-Make friends on the plane: Especially when flying alone (well, alone with baby), the first thing I do on a plane is befriend my neighbors and let them know I’ll whatever I can to keep the baby happy and quiet on the flight. A lot of hostility from other passengers comes from fear that parents will simply let the baby cry, so I find this goes a long way towards making everyone comfortable, and find that most passengers will be happy to help if I need it. Ask nicely and a flight attendant can hold or watch your baby while you go to the bathroom or remove items from the overhead bin. If your baby does have a meltdown, buying your neighbor a drink can be a nice goodwill gesture.

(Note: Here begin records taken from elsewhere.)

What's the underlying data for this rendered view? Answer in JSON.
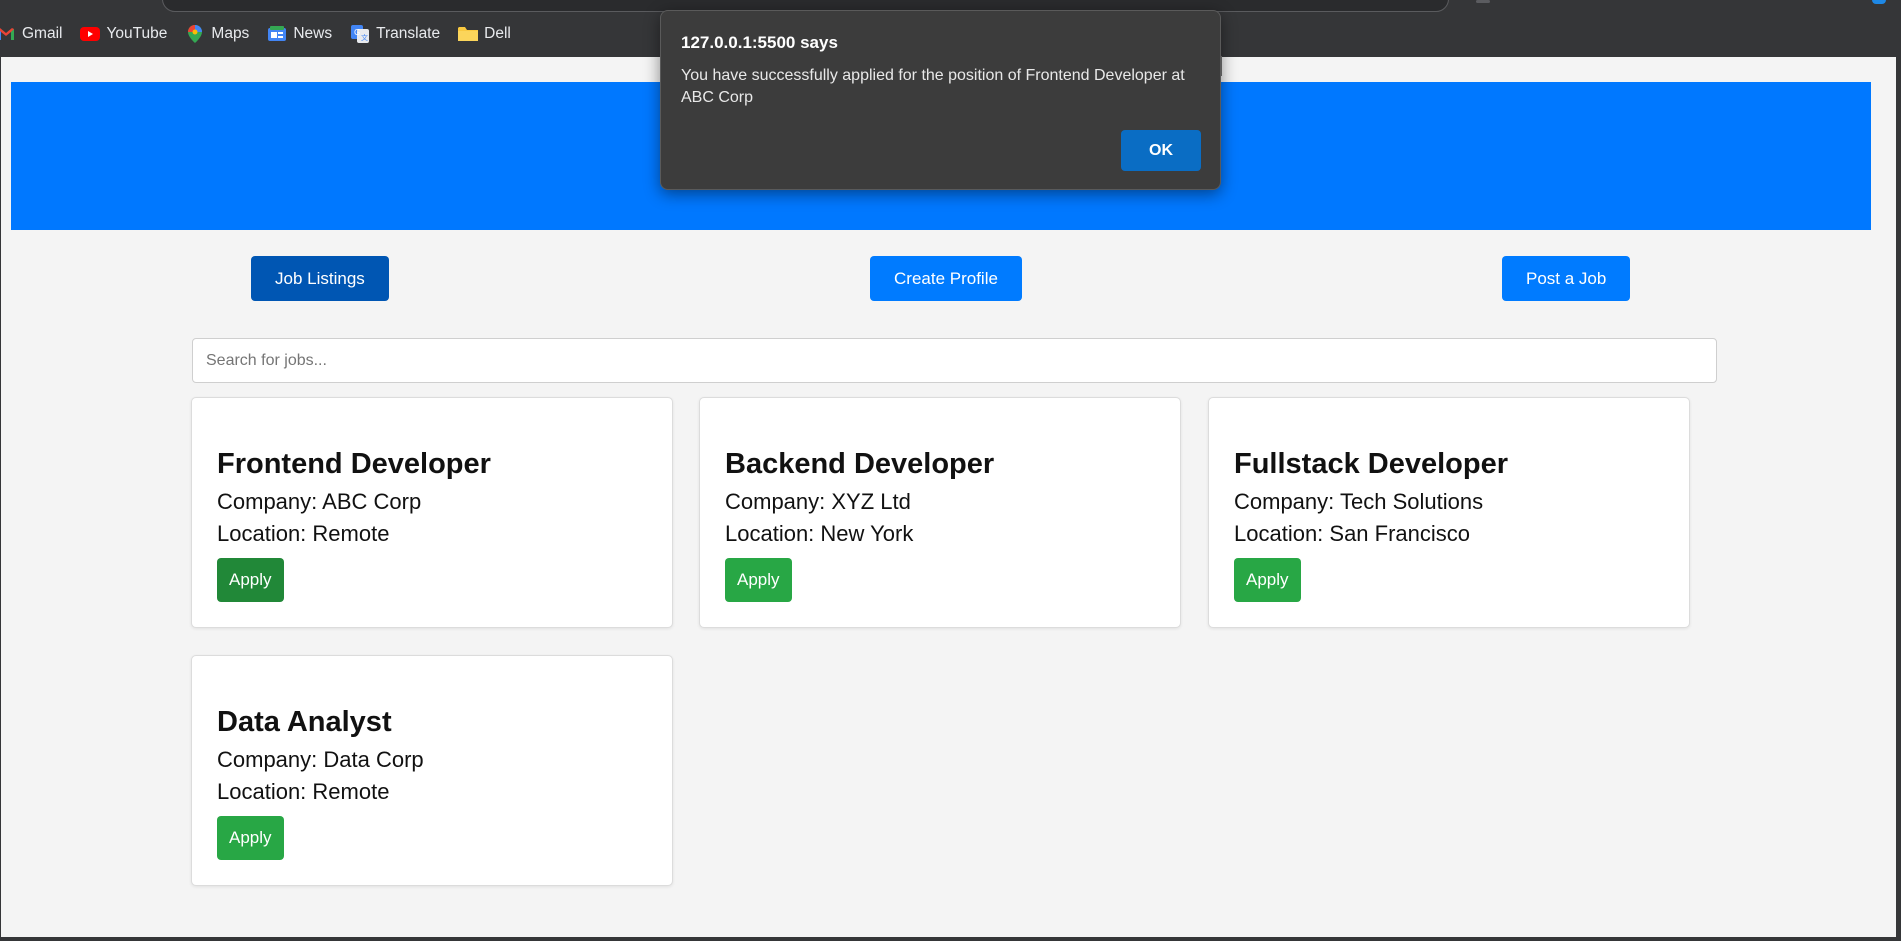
{
  "bookmarks": [
    {
      "label": "Gmail",
      "icon": "gmail-icon"
    },
    {
      "label": "YouTube",
      "icon": "youtube-icon"
    },
    {
      "label": "Maps",
      "icon": "maps-icon"
    },
    {
      "label": "News",
      "icon": "news-icon"
    },
    {
      "label": "Translate",
      "icon": "translate-icon"
    },
    {
      "label": "Dell",
      "icon": "folder-icon"
    }
  ],
  "nav": {
    "job_listings": "Job Listings",
    "create_profile": "Create Profile",
    "post_job": "Post a Job"
  },
  "search": {
    "placeholder": "Search for jobs...",
    "value": ""
  },
  "jobs": [
    {
      "title": "Frontend Developer",
      "company": "Company: ABC Corp",
      "location": "Location: Remote",
      "apply_label": "Apply"
    },
    {
      "title": "Backend Developer",
      "company": "Company: XYZ Ltd",
      "location": "Location: New York",
      "apply_label": "Apply"
    },
    {
      "title": "Fullstack Developer",
      "company": "Company: Tech Solutions",
      "location": "Location: San Francisco",
      "apply_label": "Apply"
    },
    {
      "title": "Data Analyst",
      "company": "Company: Data Corp",
      "location": "Location: Remote",
      "apply_label": "Apply"
    }
  ],
  "dialog": {
    "title": "127.0.0.1:5500 says",
    "message": "You have successfully applied for the position of Frontend Developer at ABC Corp",
    "ok_label": "OK"
  },
  "colors": {
    "header": "#0078ff",
    "nav_button": "#007bff",
    "nav_button_active": "#0056b3",
    "apply_button": "#28a745",
    "dialog_bg": "#3c3c3c",
    "dialog_ok": "#0a6dc4"
  }
}
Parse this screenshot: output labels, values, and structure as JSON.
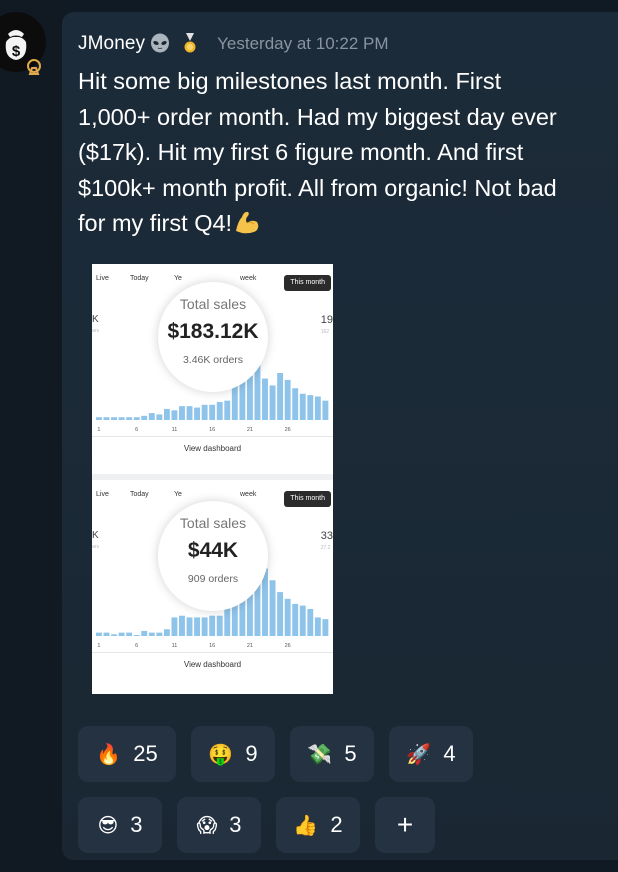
{
  "message": {
    "username": "JMoney",
    "badges": [
      "alien-icon",
      "medal-icon"
    ],
    "timestamp": "Yesterday at 10:22 PM",
    "lines": [
      "Hit some big milestones last month. First",
      "1,000+ order month. Had my biggest day ever",
      "($17k). Hit my first 6 figure month. And first",
      "$100k+ month profit. All from organic! Not bad",
      "for my first Q4!"
    ],
    "trailing_emoji": "flexed-biceps-icon"
  },
  "attachment": {
    "panels": [
      {
        "tabs": [
          "Live",
          "Today",
          "Ye",
          "week",
          "This month"
        ],
        "left_value": "K",
        "left_faint": "ars",
        "right_value": "19",
        "right_faint": "162",
        "label": "Total sales",
        "value": "$183.12K",
        "sub": "3.46K orders",
        "x_ticks": [
          "1",
          "6",
          "11",
          "16",
          "21",
          "26"
        ],
        "footer": "View dashboard"
      },
      {
        "tabs": [
          "Live",
          "Today",
          "Ye",
          "week",
          "This month"
        ],
        "left_value": "K",
        "left_faint": "ars",
        "right_value": "33",
        "right_faint": "27.2",
        "label": "Total sales",
        "value": "$44K",
        "sub": "909 orders",
        "x_ticks": [
          "1",
          "6",
          "11",
          "16",
          "21",
          "26"
        ],
        "footer": "View dashboard"
      }
    ]
  },
  "chart_data": [
    {
      "type": "bar",
      "categories": [
        "1",
        "2",
        "3",
        "4",
        "5",
        "6",
        "7",
        "8",
        "9",
        "10",
        "11",
        "12",
        "13",
        "14",
        "15",
        "16",
        "17",
        "18",
        "19",
        "20",
        "21",
        "22",
        "23",
        "24",
        "25",
        "26",
        "27",
        "28",
        "29",
        "30",
        "31"
      ],
      "values": [
        2,
        2,
        2,
        2,
        2,
        2,
        3,
        5,
        4,
        8,
        7,
        10,
        10,
        9,
        11,
        11,
        13,
        14,
        25,
        28,
        32,
        50,
        30,
        25,
        34,
        29,
        23,
        19,
        18,
        17,
        14
      ],
      "ylim": [
        0,
        55
      ]
    },
    {
      "type": "bar",
      "categories": [
        "1",
        "2",
        "3",
        "4",
        "5",
        "6",
        "7",
        "8",
        "9",
        "10",
        "11",
        "12",
        "13",
        "14",
        "15",
        "16",
        "17",
        "18",
        "19",
        "20",
        "21",
        "22",
        "23",
        "24",
        "25",
        "26",
        "27",
        "28",
        "29",
        "30",
        "31"
      ],
      "values": [
        2,
        2,
        1,
        2,
        2,
        0,
        3,
        2,
        2,
        4,
        11,
        12,
        11,
        11,
        11,
        12,
        12,
        25,
        30,
        29,
        38,
        42,
        40,
        33,
        26,
        22,
        19,
        18,
        16,
        11,
        10
      ],
      "ylim": [
        0,
        45
      ]
    }
  ],
  "reactions": [
    {
      "emoji": "🔥",
      "icon": "fire-icon",
      "count": "25"
    },
    {
      "emoji": "🤑",
      "icon": "money-mouth-face-icon",
      "count": "9"
    },
    {
      "emoji": "💸",
      "icon": "money-with-wings-icon",
      "count": "5"
    },
    {
      "emoji": "🚀",
      "icon": "rocket-icon",
      "count": "4"
    },
    {
      "emoji": "😎",
      "icon": "sunglasses-face-icon",
      "count": "3"
    },
    {
      "emoji": "😱",
      "icon": "screaming-face-icon",
      "count": "3"
    },
    {
      "emoji": "👍",
      "icon": "thumbs-up-icon",
      "count": "2"
    }
  ],
  "add_reaction_label": "+",
  "colors": {
    "background": "#101a24",
    "card": "#1c2b39",
    "pill": "#243242",
    "timestamp": "#8994a0",
    "bar": "#8ec3ea"
  }
}
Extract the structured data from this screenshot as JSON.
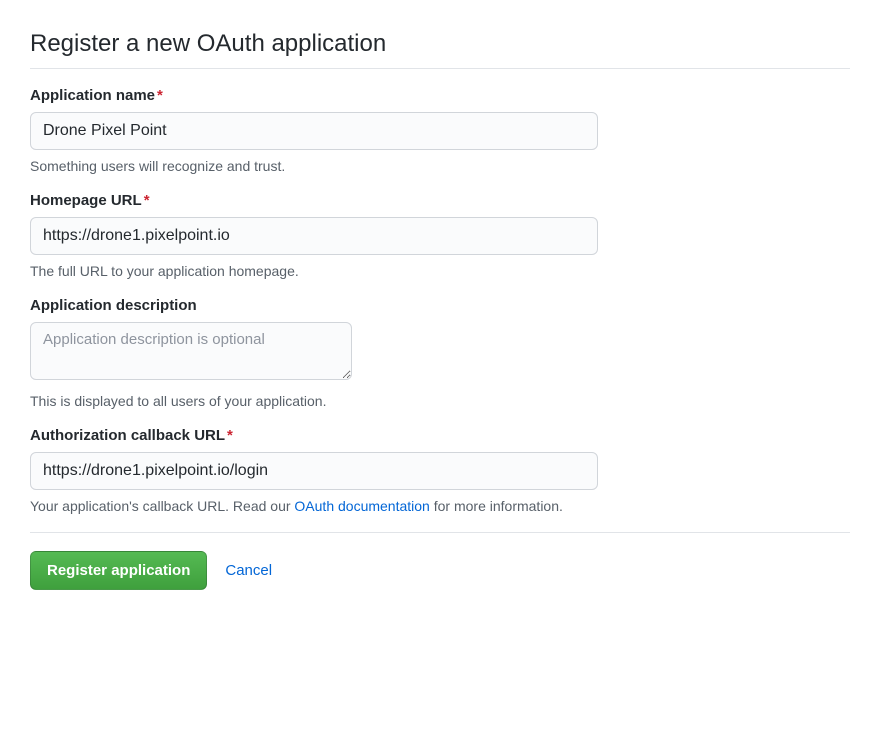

-Feed, burp, and change the baby early and often: The primary reason babies cry on airplanes is that they are not able to equalize air pressure in their ears as easily as adults. I remember as a child that my mother would always give me a piece of (sugar-free) gum at the beginning of a flight to help pop my ears and soothe air sickness. Since you can’t give a baby gum, feeding them on take off and landing will help to distract and prevent blocked ears. The sucking motion of a pacifier may also help, though according to the CDC, breastfeeding is the best for equalizing pressure and can’t be replicated even with a bottle. Gas is another discomfort for babies, so be sure to burp often (a friend also swears by natural Colic Calm drops for gas). Finally, wet or dirty diapers can upset baby, so I try to get an aisle seat for easy access to the bathroom changing table. Anticipate so you can stop problems before they start.

-Make it bedtime: In my last article on travel with a baby, I emphasized trying to schedule flights around baby, but it’s not always possible to make nap time coincide with an airline schedule. You can try to fake it: dress the baby in pajamas, have a bath the last thing before you leave the house, do whatever you usually do before bedtime on or just before the flight. Airplanes dim the lights on overnight transcontinental flights for a reason: to help you adjust to the time at your destination and sleep at the right time. Do the same for baby to ease the transition. The internet is full of advice on coping with baby jetlag, but results are nearly as variable as for adults. After returning to Istanbul after two weeks in the US, it was me that took longer to adjust to the time change, though we tried to get her on local time immediately in both directions. Blogs Delicious Baby and Have Baby, Will Travel and the CDC have a lot of useful advice on dealing with jetlag.

-Start in-flight rituals: It may sound silly, but even at two months, I began telling my baby on each flight where we were going and who we would see, and how fortunate she is to be on a plane and going new places. She won’t understand or remember, but it begins a ritual that she will (hopefully) look forward to as she grows up. For older babies, you may want to take new toys (or wrap old ones) for them to open and enjoy on the flight. My cousin Anna flew frequently on the long haul between her home in Milan to her family in New Zealand with a baby and young son, who she allowed to watch as many movies as he wanted (something he doesn’t do at home) while she fed the baby anytime he made a peep. Make the flight a special experience to encourage good behavior.

Our resident flight attendent Heather Poole, compiled some more helpful tips based on her experience as a mother and a professional traveler great for babies and older children. Have any secret weapons of your own? Feel free to share in the comments.

Now that we’re back on the ground, I’ll be back with tips on what to do with your baby while traveling internationally. In case you missed it, you can read more on travel with a baby, pre- and post-natal, on Knocked Up Abroad.